Now that Borders is in bankruptcy and at least 200 stores closing, some people have asked me what I think is going to happen to brick and mortar bookstores in the future. Do they have a future? Will they survive?
There’s one comparison I keep coming back to: record stores.
When you consider that the digital revolution happened in music a little over a decade ago, it’s interesting to see what has happened to record stores since the rise of the mp3. Basically: carnage on a massive scale. A huge number of stores closed, especially national chains. First it was Tower Records, then Virgin Megastores (here in the US), and now, well, Borders.
And an interesting fact to bear in mind is that digital revenue still has not surpassed physical. It’s debatable about whether we’ve really seen a digital tipping point in the music industry. Declining overall sales (likely due at least in part to piracy), and a shift to online music vending and digital music was enough to tip the balance away from profitability for most brick and mortar chains.
Now there’s a seriously fractured landscape. Record stores haven’t disappeared entirely, but there’s a whole lot less of them.
So what’s the comparison for books? Well, I look at the situation here in San Francisco. After the closure of the Virgin Megstore, Tower Records, and (nearly) all of our Borders, there are basically three types of record stores left, and they could offer some clues on the types of bookstores that will survive:
1) The Aquarius Records Model.
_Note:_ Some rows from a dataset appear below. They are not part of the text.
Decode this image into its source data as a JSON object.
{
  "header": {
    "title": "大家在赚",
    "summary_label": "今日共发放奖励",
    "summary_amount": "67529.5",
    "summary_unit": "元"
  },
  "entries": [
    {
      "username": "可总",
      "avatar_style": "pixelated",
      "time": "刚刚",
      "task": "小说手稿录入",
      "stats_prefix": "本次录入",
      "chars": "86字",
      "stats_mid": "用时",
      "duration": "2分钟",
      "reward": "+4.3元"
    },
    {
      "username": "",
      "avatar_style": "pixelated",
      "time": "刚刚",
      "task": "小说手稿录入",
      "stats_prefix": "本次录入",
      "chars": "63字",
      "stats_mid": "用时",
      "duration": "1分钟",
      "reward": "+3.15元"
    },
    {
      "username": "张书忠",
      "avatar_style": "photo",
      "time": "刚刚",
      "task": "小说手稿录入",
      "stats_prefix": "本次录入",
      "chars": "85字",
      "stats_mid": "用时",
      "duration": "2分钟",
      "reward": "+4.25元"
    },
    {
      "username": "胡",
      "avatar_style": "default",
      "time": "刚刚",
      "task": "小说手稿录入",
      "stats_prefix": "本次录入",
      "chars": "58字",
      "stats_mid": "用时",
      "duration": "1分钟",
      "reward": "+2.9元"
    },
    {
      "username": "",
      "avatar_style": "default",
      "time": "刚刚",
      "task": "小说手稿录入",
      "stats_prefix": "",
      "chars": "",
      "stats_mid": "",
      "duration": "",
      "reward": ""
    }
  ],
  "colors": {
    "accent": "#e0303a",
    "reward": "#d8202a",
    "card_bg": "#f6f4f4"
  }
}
Aquarius Records is a very small record store in the Mission District known for its hand-picked roster of sales and its knowledgeable staff. It’s small, it’s intimate, they support local artists, you go there knowing what kind of music they sell and you come away with new discoveries you might not have found otherwise. You’re not going to find a vast selection or Justin Bieber’s latest album, but you will find some gems you didn’t know you were looking for.
Bookstore comparison: your small, beloved, curated independent bookstore.
2) The Amoeba Music Model. Amoeba is a very large record store in the Upper Haight (a neighborhood you may know as Haight Ashbury if you’re not from ’round these parts) that has a massive, gargantuan selection of used CDs for low prices. Buy/sell/trade/awesome. They also have locations in Berkeley and LA.
Bookstore comparison: your Powell’s, your Strand, your basic large urban book clearing house
3) The Costco Model. San Francisco doesn’t have a WalMart, but we do have a Costco. And they sell music. In fact, big box stores sell a whole lot of music: mass merchangs like WalMart and Target accounted for 33% of all album sales in 2010. The selection isn’t great, but they move a lot of CDs. Oh, and I’m guessing you will find the latest Justin Bieber album.
Bookstore comparison: WalMart, Costco, Target
And…… that’s basically it. Could these be the types of physical bookstores/booksellers that survive?
Sure, this is all an inexact comparison as music isn’t quite the same thing as books. Book piracy has not (at least yet) become the existential crisis that it was to music and bookstores have arguably a bit more potential for incorporating live events into their offerings, at least without upsetting the neighbors with loud music (though some record stores definitely have some great shows).
As much as I’m rooting for bookstores, ultimately I find it a bit tough to imagine huge box stores devoted solely to books still around in significant numbers a decade from now. That’s a lot of overhead to support and infrastructure to pay for when they’re competing against online vendors with significantly less or virtually no overhead. It wasn’t a sustainable model for music when a substantial chunk of sales left for Amazon and iTunes, and book box stores are going to face similar challenges.
Still, I also can’t imagine bookstores disappearing entirely. There is too much love for physical books, too much value provided by bookstores, and I think people will still pay a premium to shop local and for a personal touch. It may be a perpetually tough landscape to survive in, but I think the gems will make it.
Oh, and there’s still one more thing working in bookstores’ favor. Whether through a mix of nostalgia or a thirst for authentic experience, vinyl record sales are the highest they’ve been since at least 1991.
What do you think? Are record stores an apt comparison and are there other types of bookstores that will make it?